→ WHAT TO PRODUCE
Line by line, check the data for the string "Output" and state how many lines have it, nothing more.

→ EXCERPTED RECORDS
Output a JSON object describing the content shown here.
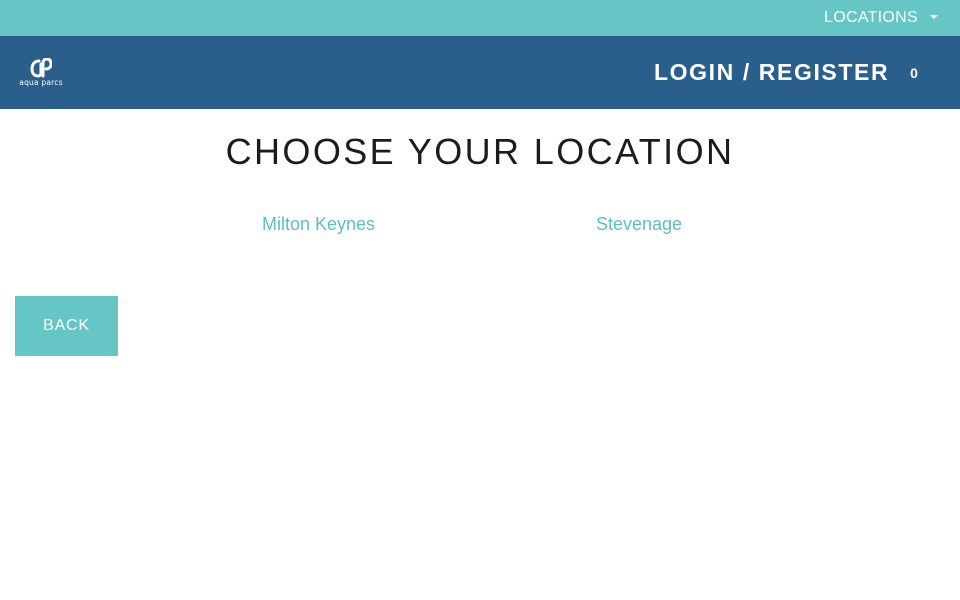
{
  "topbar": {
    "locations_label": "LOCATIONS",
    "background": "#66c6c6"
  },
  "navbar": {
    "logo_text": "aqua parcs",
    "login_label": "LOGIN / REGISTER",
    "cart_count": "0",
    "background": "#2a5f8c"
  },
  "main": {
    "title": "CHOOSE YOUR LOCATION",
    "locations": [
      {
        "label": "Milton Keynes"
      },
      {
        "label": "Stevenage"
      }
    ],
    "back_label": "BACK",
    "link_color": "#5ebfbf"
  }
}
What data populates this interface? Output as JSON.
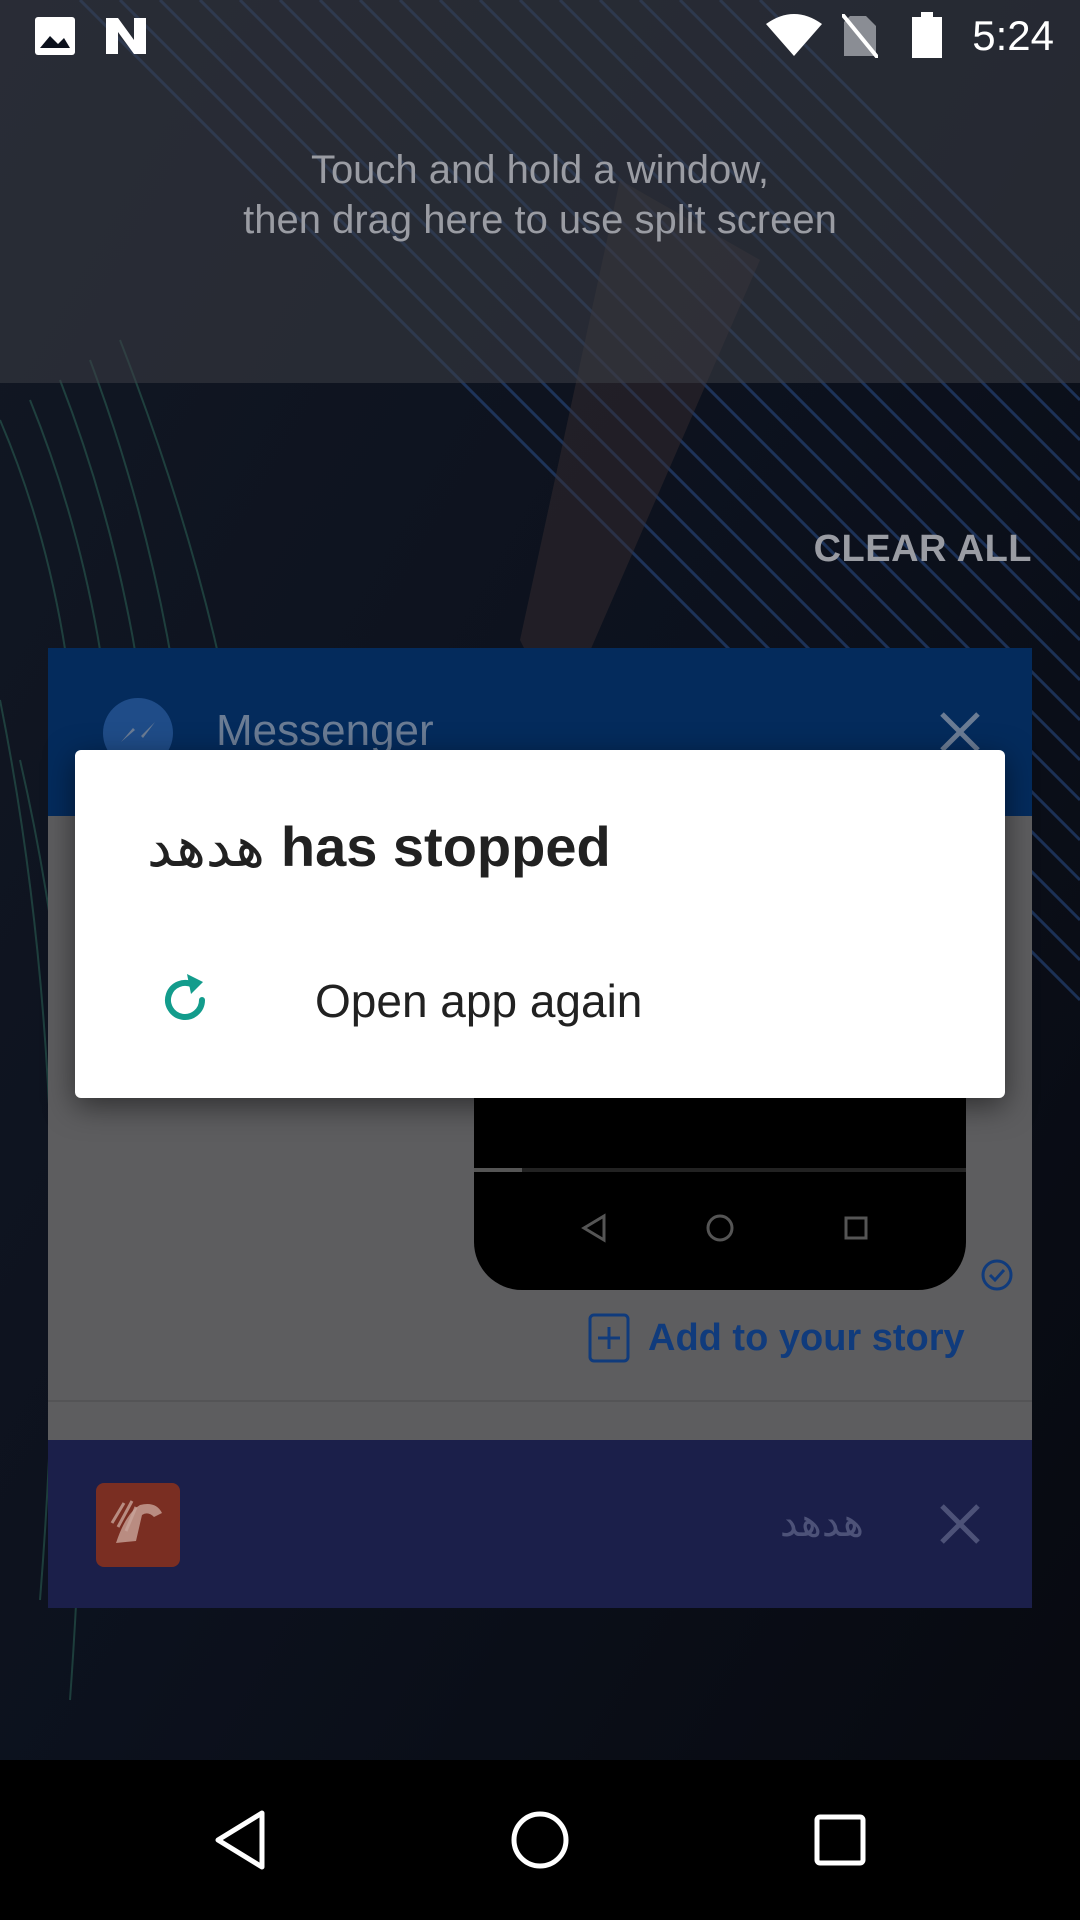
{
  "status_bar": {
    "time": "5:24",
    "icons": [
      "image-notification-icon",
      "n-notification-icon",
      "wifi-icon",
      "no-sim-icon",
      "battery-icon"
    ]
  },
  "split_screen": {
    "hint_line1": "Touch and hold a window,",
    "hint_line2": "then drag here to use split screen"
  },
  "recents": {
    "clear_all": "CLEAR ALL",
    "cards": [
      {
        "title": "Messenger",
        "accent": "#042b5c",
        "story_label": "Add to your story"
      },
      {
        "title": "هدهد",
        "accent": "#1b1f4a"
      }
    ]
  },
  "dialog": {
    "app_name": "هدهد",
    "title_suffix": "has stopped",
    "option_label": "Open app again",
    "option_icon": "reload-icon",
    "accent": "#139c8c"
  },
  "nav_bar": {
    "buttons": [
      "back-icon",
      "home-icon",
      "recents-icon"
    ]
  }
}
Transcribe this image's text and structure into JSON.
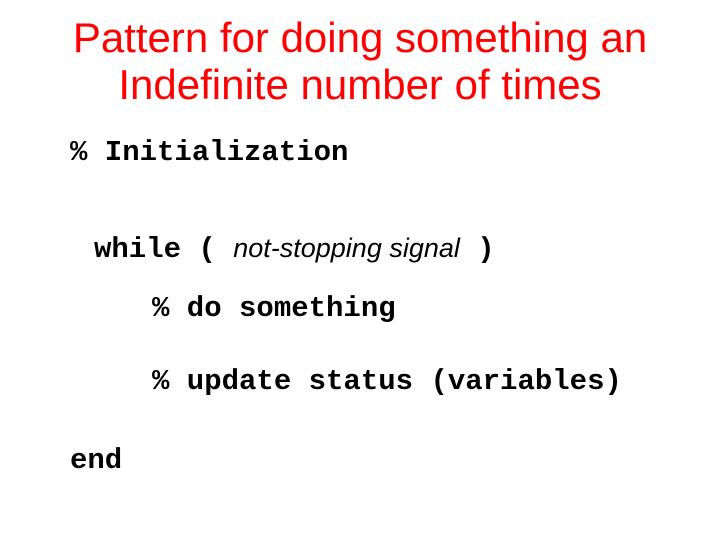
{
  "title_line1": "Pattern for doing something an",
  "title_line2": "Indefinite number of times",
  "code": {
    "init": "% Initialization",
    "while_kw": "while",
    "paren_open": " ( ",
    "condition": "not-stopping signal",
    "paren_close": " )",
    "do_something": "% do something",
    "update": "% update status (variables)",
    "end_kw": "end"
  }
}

→ WRITTEN ANSWER
2